These are the best GNOME Shell extensions available to install on Ubuntu — according to you!
Over the past fortnight we asked you to nominate your top extensions for the GNOME desktop. And you did just that. Having now sifted through the hundreds of entries, we’re ready to reveal your favourite GNOME Shell extensions.
GNOME Extensions: A Quick Recap
GNOME 3 (which is more commonly used with the GNOME Shell) has an extension framework that lets developers (and users) extend, build on, and shape how the desktop looks, acts and functions.
The Best GNOME Shell Extensions
1. Dash to Dock
Dash to Dock takes the GNOME Dash — this is the ‘favourites bar’ that appears on the left-hand side of the screen in the Activities overlay — and transforms it into a desktop dock.
And just like Plank, Docky or AWN you can add app launchers, rearrange them, and use them to minimise, restore and switch between app windows.
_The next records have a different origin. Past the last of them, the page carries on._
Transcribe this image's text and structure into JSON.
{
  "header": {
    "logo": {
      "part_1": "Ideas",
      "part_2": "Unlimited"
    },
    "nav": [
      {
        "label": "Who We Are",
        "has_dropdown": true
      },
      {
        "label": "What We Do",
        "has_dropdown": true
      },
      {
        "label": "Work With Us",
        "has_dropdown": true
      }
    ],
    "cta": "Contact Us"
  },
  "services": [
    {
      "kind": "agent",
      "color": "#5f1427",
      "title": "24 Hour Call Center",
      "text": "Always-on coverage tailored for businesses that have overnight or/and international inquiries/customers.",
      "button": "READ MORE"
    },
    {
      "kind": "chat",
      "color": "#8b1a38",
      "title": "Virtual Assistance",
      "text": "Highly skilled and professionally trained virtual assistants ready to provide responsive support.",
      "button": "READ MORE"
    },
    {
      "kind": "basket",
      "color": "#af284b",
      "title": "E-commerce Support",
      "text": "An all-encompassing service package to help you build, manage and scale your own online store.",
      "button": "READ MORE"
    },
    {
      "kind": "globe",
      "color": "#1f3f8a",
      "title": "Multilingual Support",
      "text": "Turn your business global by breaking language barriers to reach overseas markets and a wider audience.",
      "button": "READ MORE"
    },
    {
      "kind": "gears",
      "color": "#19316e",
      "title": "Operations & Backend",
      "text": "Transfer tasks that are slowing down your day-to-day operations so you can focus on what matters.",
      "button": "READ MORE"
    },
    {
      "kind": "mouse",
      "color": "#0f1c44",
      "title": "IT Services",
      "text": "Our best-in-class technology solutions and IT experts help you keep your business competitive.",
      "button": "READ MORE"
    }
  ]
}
Dash to Dock has many of the common “Dock” features you’d expect, including autohide and intellihide, a fixed-width mode, adjustable icon size, and custom themes.
2. TopIcons Plus
My biggest pet peeve with GNOME Shell is its legacy app tray that hides in the bottom left of the screen. All extraneous non-system applets, indicators and tray icons hide down here.
This makes it a little harder to use applications that rely on a system tray presence, like Skype, Franz, Telegram, and Dropbox.
TopIcons Plus is the quick way to put GNOME system tray icons back where they belong: on show and in reach.
The extension moves legacy tray icons from the bottom left of Gnome Shell to the right-hand side of the top panel. A well-stocked settings panel lets you adjust icon opacity, color, padding, size and tray position.
Dive into the settings to adjust the sizing, styling and positioning of icons.
Like the popular daily stimulant of choice, the Caffeine GNOME extension keeps your computer awake.
It couldn’t be simpler to use: just click the empty mug icon. An empty cup means you’re using normal auto suspend rules – e.g., a screensaver – while a freshly brewed cup of coffee means auto suspend and screensaver are turned off.
The Caffeine GNOME extension supports GNOME Shell 3.4 or later.
4. Drop Down Terminal
Familiar with applications like Guake and Tilda? If so, you’ll instantly see the appeal of the (superbly named) Drop Down Terminal GNOME extension.
When installed just tap the key above the tab key (though it can be changed to almost any key you wish) to get instant access to the command line.
5. Top Panel Workspace Scroll
Want to speed up using workspaces? This simple tool lets you do just that. Once installed you can quickly switch between workspaces by scrolling over the top panel — no need to enter the Activities Overlay!
Todo.txt, which lets you create a simple, actionable to-do list, ran a close 6th, with Pixel Saver, which removes the window title bar for maximised apps, and gTile, which arranges windows to a grid, also rating highly.
Did your favourite bolt-on not make the list? Let us know in the comments space below.